WASHINGTON, DC—A new study prepared by Avalere Health finds that the number of physician practices owned by hospitals/health systems rose 86 percent between 2012-15, with the percentage of physicians employed by hospitals or health systems increasing in every region of the country during this time. Released by the Physicians Advocacy Institute (PAI), the analysis also finds that by mid-2015, 38 percent of U.S. physicians were employed by hospitals and health systems. This reflects roughly a 50 percent increase between 2012 and 2015, growing from 95,000 employed physicians in 2012 to more than 140,000 employed physicians in 2015.

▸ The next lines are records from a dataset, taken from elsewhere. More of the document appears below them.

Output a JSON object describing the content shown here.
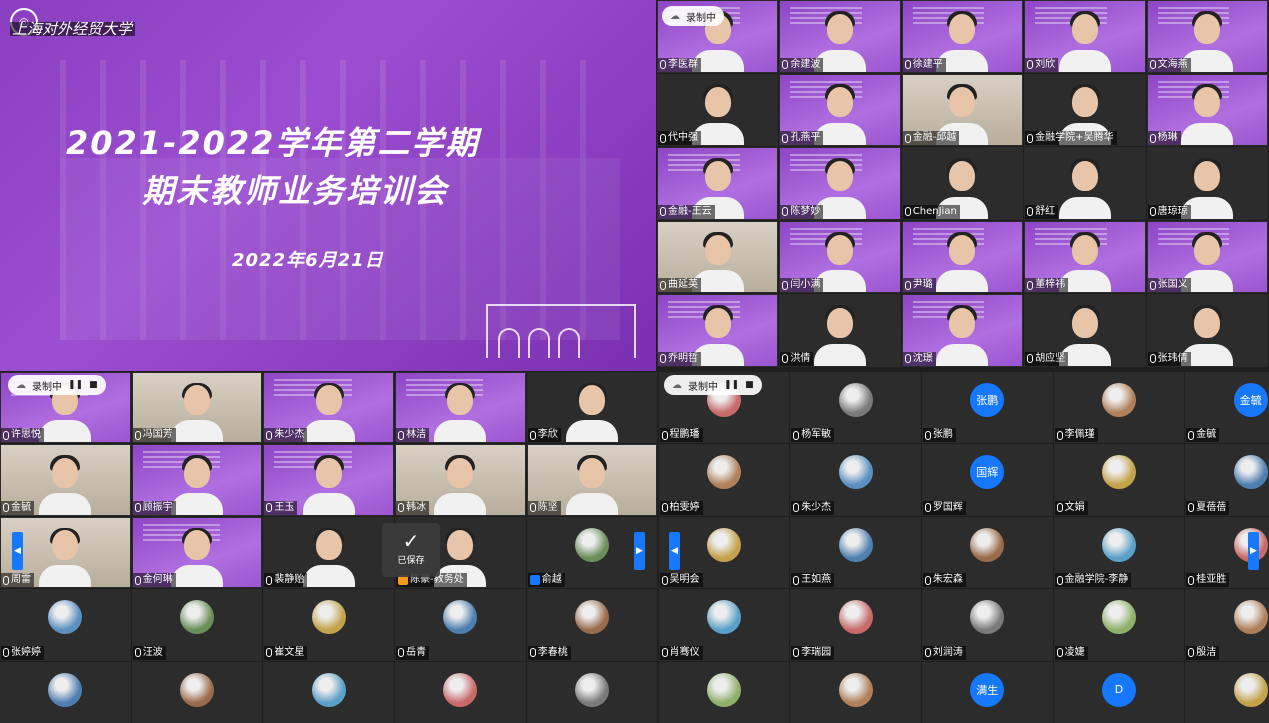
{
  "slide": {
    "school_name": "上海对外经贸大学",
    "title_line1": "2021-2022学年第二学期",
    "title_line2": "期末教师业务培训会",
    "date": "2022年6月21日"
  },
  "recording": {
    "label": "录制中"
  },
  "saved_toast": {
    "label": "已保存"
  },
  "top_grid": [
    [
      "李医群",
      "余建波",
      "徐建平",
      "刘欣",
      "文海燕"
    ],
    [
      "代中强",
      "孔燕平",
      "金融-邱越",
      "金融学院+吴腾华",
      "杨琳"
    ],
    [
      "金融-王云",
      "陈梦妙",
      "ChenJian",
      "舒红",
      "唐琼琼"
    ],
    [
      "曲延英",
      "闫小满",
      "尹璐",
      "董梓祎",
      "张国义"
    ],
    [
      "乔明哲",
      "洪倩",
      "沈璟",
      "胡应坚",
      "张玮倩"
    ]
  ],
  "grid_rows": [
    [
      "许思悦",
      "冯国芳",
      "朱少杰",
      "林洁",
      "李欣",
      "程鹏璠",
      "杨军敏",
      "张鹏",
      "李佩瑾",
      "金毓"
    ],
    [
      "金毓",
      "顾振宇",
      "王玉",
      "韩冰",
      "陈坚",
      "柏雯婷",
      "朱少杰",
      "罗国辉",
      "文娟",
      "夏蓓蓓"
    ],
    [
      "周雷",
      "金何琳",
      "裴静贻",
      "陈豪-教务处",
      "俞越",
      "吴明会",
      "王如燕",
      "朱宏森",
      "金融学院-李静",
      "桂亚胜"
    ],
    [
      "张婷婷",
      "汪波",
      "崔文星",
      "岳青",
      "李春桃",
      "肖骞仪",
      "李瑞园",
      "刘润涛",
      "凌婕",
      "殷洁"
    ]
  ],
  "avatar_labels": {
    "r0c7": "张鹏",
    "r0c9": "金毓",
    "r1c7": "国辉",
    "r4c7": "满生",
    "r4c8": "D"
  }
}
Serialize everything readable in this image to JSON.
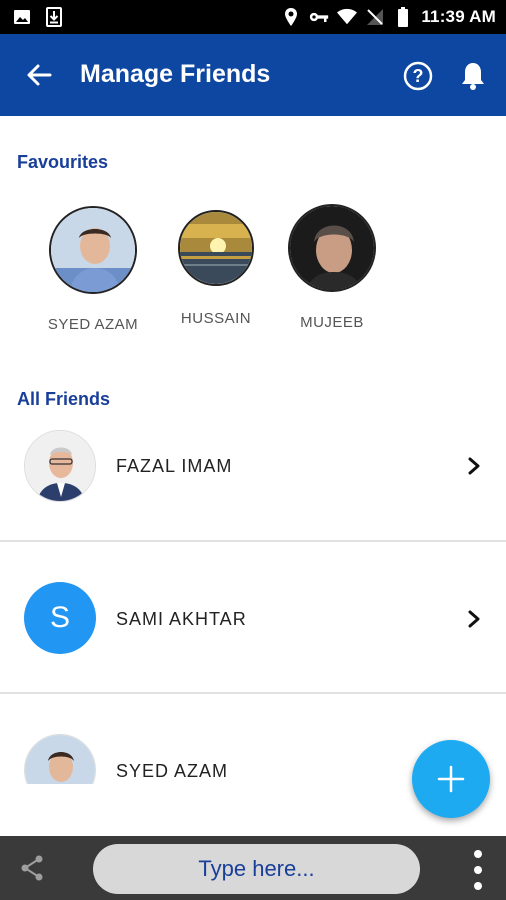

In its analysis of hospital acquisitions of physician practices, the study shows that as of mid-2015, one in four medical practices was hospital-owned. From 2012 to 2015, hospitals acquired 31,000 physician practices. These acquisitions typically involve the acquisition of the services of multiple physicians through employment contracts, as well as the practice’s physical building and equipment.
PAI studied these trends in order to better understand how these changes affect the practice of medicine for physicians and also implications for patients and the wider health care system.
Another PAI analysis developed by Avalere earlier this year found Medicare payments for three common services are up to three times higher when performed in a hospital outpatient department instead of a physician-owned office.
“Medicare spends less when patients receive treatment in a physician’s office, yet the number of physician-owned medical practices is rapidly shrinking,” said Kelly Kenney, PAI executive vice president. “The shift toward more physicians employed by hospitals could mean higher costs for the entire health care system. For patients, it impacts both where they receive and how much they pay for care.”
The analysis found hospitals’ employment of physicians and ownership of practices rose dramatically in every region of the U.S. From 2012-15, hospitals’ employment of physicians rose approximately 59 percent in the South; 58 percent in the Northeast; 49 percent in Alaska and Hawaii; 44 percent in the Midwest; and 33 percent in the West. Over that same time frame, hospitals’ ownership of practices rose approximately 118 percent in Alaska and Hawaii; 106 percent in the Northeast; 98 percent in the South; 82 percent in the West; and 72 percent in the Midwest.
“Regardless of where they live, physicians who want to remain in private practice are under tremendous pressure,” said Robert Seligson, PAI president and CEO of the North Carolina Medical Society. “Payment policies from governmental agencies and health insurance companies heavily favor large health systems and make it challenging for independent physician practices, especially smaller practices, to survive. Just like what’s happened with local book stores and corner grocers, it is increasingly hard for local physicians to own their practice. The incentives are stacked against them.”
Regional Growth in Hospital Ownership of Physician Practices and Employment of Physicians, July 2012 – July 2015
Avalere analysis of hospital/health system ownership of physician practice locations data and data on primary practice location.
Avalere used an SK&A database that contains physician and practice location information on hospital/health system ownership. Each record in the database corresponds to a unique physician in a specific practice location. The database identifies each physician-practice location combination as “employed”—part of a hospital or health system-owned practice—or “independent.” These data include solo and single-location small practices as well as large, multi-specialty multi-location group practices. The dataset covers seven different points in time from July 2012 to July 2015 for each physician-practice location combination. SK&A develops the physician affiliation flag through conducting bi-annual phone surveys with individual practice locations. Avalere linked the data from SK&A to the CMS National Plan & Provider Enumeration System by National Provider Identifier to identify the primary address for the providers. Refer to Slides 5-7 of the full report for full methodology and references.